Crafts, books, and the future

MM: The Mickey book has some great ideas for making instruments! Who thought up these crafts?

EHC: A couple of us on the editorial team used our own experiences from the classroom and supplemented those with research, then we joined with our art team to make the instruments and try them out.

Our recording producer then incorporated the sounds of these actual homemade instruments into our online music activities.

MM: What kind of feedback have you gotten from fans and readers?

EHC: It’s all been extremely positive, so far. Once our readers have the books in their hands, they can go online (smart phone, tablet, computer) to hear and sing-along with an original song created by our music team that reinforces the music concept being presented in each book. There is also a read-along edition of the story and online crafts for children and parents.

MM: Do you plan to release more books in this series and, be honest, do you have a favorite story?

EHC: The music curriculum has ten different elements of music to explore, so there is potential for additional stories, plus Disney has new films and television series every year, so I hope so!

As per favorites, I like them all, but I learned the most from Moana, since the instruments are so different. I had to do lots of research, and I got to work with an authentic drumming consultant. But I also love the Tangled story, since singing is central to all music. And Mickey’s Found Sounds is such a beautifully designed book!

MM: What have been the best experiences you've had during your career in publishing and are you currently working on anything new?

EHC: That is an interesting question! After fifteen years of teaching in the public schools and twenty-nine years with Hal Leonard, I have just retired! These Disney books were a different experience for me and allowed me to collaborate with a whole new group of amazing people.

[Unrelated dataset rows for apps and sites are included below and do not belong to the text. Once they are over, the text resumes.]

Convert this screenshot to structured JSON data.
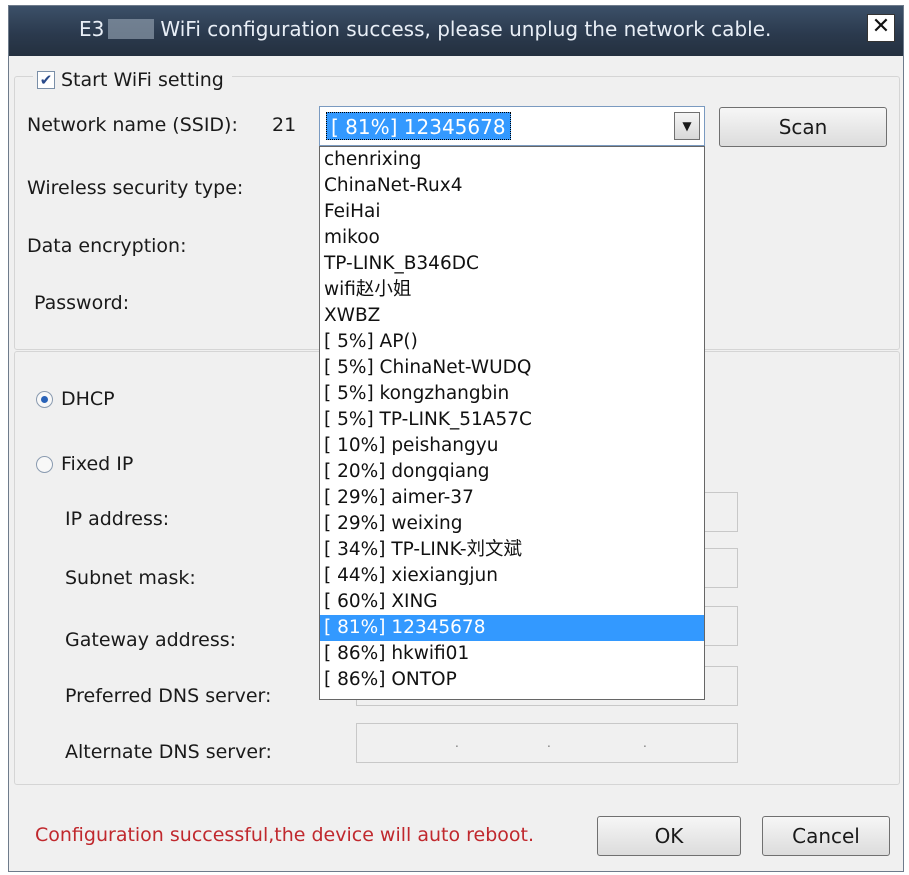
{
  "titlebar": {
    "title_prefix": "E3",
    "title_suffix": "WiFi configuration success, please unplug the network cable.",
    "close_label": "✕"
  },
  "wifi": {
    "start_label": "Start WiFi setting",
    "start_checked": true,
    "ssid_label": "Network name (SSID):",
    "ssid_count": "21",
    "ssid_value": "[ 81%] 12345678",
    "scan_label": "Scan",
    "security_label": "Wireless security type:",
    "encryption_label": "Data encryption:",
    "password_label": "Password:"
  },
  "dropdown_options": [
    "chenrixing",
    "ChinaNet-Rux4",
    "FeiHai",
    "mikoo",
    "TP-LINK_B346DC",
    "wifi赵小姐",
    "XWBZ",
    "[  5%] AP()",
    "[  5%] ChinaNet-WUDQ",
    "[  5%] kongzhangbin",
    "[  5%] TP-LINK_51A57C",
    "[ 10%] peishangyu",
    "[ 20%] dongqiang",
    "[ 29%] aimer-37",
    "[ 29%] weixing",
    "[ 34%] TP-LINK-刘文斌",
    "[ 44%] xiexiangjun",
    "[ 60%] XING",
    "[ 81%] 12345678",
    "[ 86%] hkwifi01",
    "[ 86%] ONTOP"
  ],
  "selected_option_index": 18,
  "ip": {
    "dhcp_label": "DHCP",
    "fixed_label": "Fixed IP",
    "mode": "DHCP",
    "ip_address_label": "IP address:",
    "subnet_label": "Subnet mask:",
    "gateway_label": "Gateway address:",
    "dns1_label": "Preferred DNS server:",
    "dns2_label": "Alternate DNS server:",
    "ip_dot": "."
  },
  "footer": {
    "status": "Configuration successful,the device will auto reboot.",
    "ok_label": "OK",
    "cancel_label": "Cancel"
  },
  "colors": {
    "selection": "#3399ff",
    "status_text": "#c0282d",
    "title_bar": "#2b3a4e"
  },
  "icons": {
    "checkbox": "check-mark",
    "dropdown_arrow": "triangle-down",
    "close": "x-mark"
  }
}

There have been challenging times, of course, but that is what learning is all about. I have always enjoyed my work in writing and editing and found it to be very rewarding, especially when the result is as beautiful and aesthetically pleasing as these books. Music can make beautiful children (and adults!), and I’m happy to have been part of a team that makes that happen.

In retirement, I will continue to compose music and learning resources for children and teens on a free-lance basis, including Disney Learning or other similar publications. I also encourage parents and caregivers to make music with their children every day! We are all born with music within us, and the benefits are incredible!